Task inputs section start
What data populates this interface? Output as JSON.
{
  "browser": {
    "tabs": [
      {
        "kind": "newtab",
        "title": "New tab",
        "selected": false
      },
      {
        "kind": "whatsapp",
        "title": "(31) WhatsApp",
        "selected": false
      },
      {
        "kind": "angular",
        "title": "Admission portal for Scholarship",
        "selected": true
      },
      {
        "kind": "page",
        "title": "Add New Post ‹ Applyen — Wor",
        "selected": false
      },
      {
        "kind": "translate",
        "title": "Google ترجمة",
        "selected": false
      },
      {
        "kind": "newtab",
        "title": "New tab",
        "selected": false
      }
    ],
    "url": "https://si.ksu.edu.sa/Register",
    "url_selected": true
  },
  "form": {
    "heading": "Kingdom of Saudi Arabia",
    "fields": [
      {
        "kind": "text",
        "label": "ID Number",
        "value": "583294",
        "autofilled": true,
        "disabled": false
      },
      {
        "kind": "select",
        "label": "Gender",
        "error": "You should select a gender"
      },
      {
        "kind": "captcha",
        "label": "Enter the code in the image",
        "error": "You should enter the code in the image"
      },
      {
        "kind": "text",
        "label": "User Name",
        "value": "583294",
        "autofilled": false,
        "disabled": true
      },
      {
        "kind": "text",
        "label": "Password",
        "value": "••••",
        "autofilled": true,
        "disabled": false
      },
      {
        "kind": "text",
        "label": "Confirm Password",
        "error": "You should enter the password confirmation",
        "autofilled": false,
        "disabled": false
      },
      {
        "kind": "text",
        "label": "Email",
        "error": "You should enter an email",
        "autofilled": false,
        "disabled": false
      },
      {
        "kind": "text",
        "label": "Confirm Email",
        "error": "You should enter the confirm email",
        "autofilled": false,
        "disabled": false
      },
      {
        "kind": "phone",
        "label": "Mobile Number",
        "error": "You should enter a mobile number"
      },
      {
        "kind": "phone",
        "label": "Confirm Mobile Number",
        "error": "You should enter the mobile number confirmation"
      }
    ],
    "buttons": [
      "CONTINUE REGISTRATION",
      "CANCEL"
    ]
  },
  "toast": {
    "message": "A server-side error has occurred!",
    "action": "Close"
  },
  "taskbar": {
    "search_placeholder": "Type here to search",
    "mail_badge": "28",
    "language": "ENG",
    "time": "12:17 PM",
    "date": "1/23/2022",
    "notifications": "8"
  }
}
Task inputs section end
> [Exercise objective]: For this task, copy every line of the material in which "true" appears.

> [Result of this task]:
        "selected": true
    "url_selected": true
        "autofilled": true,
        "disabled": true
        "autofilled": true,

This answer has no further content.